Nobody was talking about human rights abuses or journalists being jailed. They were talking about the media as a business, and about Rwanda’s over-arching goal of becoming East Africa’s hub for new media, information technology – a knowledge-based economy.
Several speakers noted that this is going to be a bit hard to accomplish, or at least a little difficult when making the sales pitch about Rwanda as a regional center for the information economy, if they don’t first create a more open and free media environment.
As steps in this direction, the Media High Council has agreed to give up its role of “regulating” journalists and allow the media to self-regulate (like in the U.S., if you can call what we do self-regulation). As noted earlier, there are moves afoot to get rid of the statutes on defamation or ‘genocide ideology’ often used to silence critics.
The council and Rwanda’s Prime Minister Pierre Damien Habumuremyi both issued somewhat ‘mea culpa’ statements acknowledging that such restrictions have had a deleterious impact on media quality and performance.
“The space for independent media is definitely opening up,” said Kayumba. But changing the rules and government behavior with respect to media is just a first step, he said
“The lack of free and open media is not just a problem caused by the government,” said Kayumba. Part of the problem, he said, is Rwanda’s culture of silent acceptance and a public that has not yet embraced the concept of a free and impartial media.
“Media reform is a process,” he said.
Kayumba said his goal for The Chronicles, which only started publishing its weekly newspaper little more than a month ago, is to be the flagship for a variety of media (radio, TV) covering Rwanda in the context of all of East Africa.
As a publication aimed at serving a regional audience, Kayumba said, The Chronicles has to be regarded as independent and not serving merely Rwandan (including Rwandan government) interests.

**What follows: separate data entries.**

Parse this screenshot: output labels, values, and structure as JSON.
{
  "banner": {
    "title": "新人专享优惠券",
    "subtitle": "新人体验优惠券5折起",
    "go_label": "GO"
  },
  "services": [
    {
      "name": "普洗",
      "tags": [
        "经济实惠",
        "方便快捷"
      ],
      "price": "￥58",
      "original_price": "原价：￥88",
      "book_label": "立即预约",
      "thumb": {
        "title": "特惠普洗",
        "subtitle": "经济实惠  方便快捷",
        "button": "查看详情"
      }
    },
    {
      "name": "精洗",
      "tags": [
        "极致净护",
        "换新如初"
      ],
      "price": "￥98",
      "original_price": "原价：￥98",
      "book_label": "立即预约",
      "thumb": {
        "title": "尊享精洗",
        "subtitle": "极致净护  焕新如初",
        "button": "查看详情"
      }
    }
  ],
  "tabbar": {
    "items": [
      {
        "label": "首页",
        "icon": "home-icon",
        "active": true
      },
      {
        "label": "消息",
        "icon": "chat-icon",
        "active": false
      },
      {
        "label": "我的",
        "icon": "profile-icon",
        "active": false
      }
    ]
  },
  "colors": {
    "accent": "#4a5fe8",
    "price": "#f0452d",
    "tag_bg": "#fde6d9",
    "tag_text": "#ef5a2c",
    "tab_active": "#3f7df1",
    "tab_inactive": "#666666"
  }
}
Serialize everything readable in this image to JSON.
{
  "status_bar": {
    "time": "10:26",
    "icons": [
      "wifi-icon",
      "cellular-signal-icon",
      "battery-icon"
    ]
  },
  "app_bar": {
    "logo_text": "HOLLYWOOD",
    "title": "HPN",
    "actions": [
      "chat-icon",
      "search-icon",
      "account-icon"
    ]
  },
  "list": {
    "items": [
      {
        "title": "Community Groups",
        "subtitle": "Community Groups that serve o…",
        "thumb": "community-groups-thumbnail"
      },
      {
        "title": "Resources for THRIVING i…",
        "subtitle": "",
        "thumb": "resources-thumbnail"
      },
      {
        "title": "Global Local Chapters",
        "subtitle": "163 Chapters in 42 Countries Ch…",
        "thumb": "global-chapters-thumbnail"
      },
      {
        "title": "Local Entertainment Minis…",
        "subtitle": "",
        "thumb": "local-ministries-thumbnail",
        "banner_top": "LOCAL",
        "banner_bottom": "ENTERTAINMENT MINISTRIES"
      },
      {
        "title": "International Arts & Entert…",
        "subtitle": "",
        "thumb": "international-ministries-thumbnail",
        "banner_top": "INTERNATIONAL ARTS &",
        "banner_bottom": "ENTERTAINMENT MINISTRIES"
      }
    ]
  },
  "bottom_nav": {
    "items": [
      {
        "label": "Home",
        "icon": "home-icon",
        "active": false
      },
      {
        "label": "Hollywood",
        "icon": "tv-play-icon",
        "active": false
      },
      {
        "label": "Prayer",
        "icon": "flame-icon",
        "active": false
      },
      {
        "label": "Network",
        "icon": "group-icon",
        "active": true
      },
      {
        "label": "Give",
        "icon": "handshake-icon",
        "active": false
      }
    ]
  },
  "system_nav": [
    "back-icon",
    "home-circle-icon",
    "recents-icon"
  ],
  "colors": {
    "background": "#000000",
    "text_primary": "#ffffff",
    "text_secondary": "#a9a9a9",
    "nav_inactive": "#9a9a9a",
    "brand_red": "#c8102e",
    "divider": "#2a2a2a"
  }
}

Market forces, he said, may do more to create an independent, critical and professional media industry in Rwanda than any of the complaints from human rights organizations or foreign critics were able to accomplish.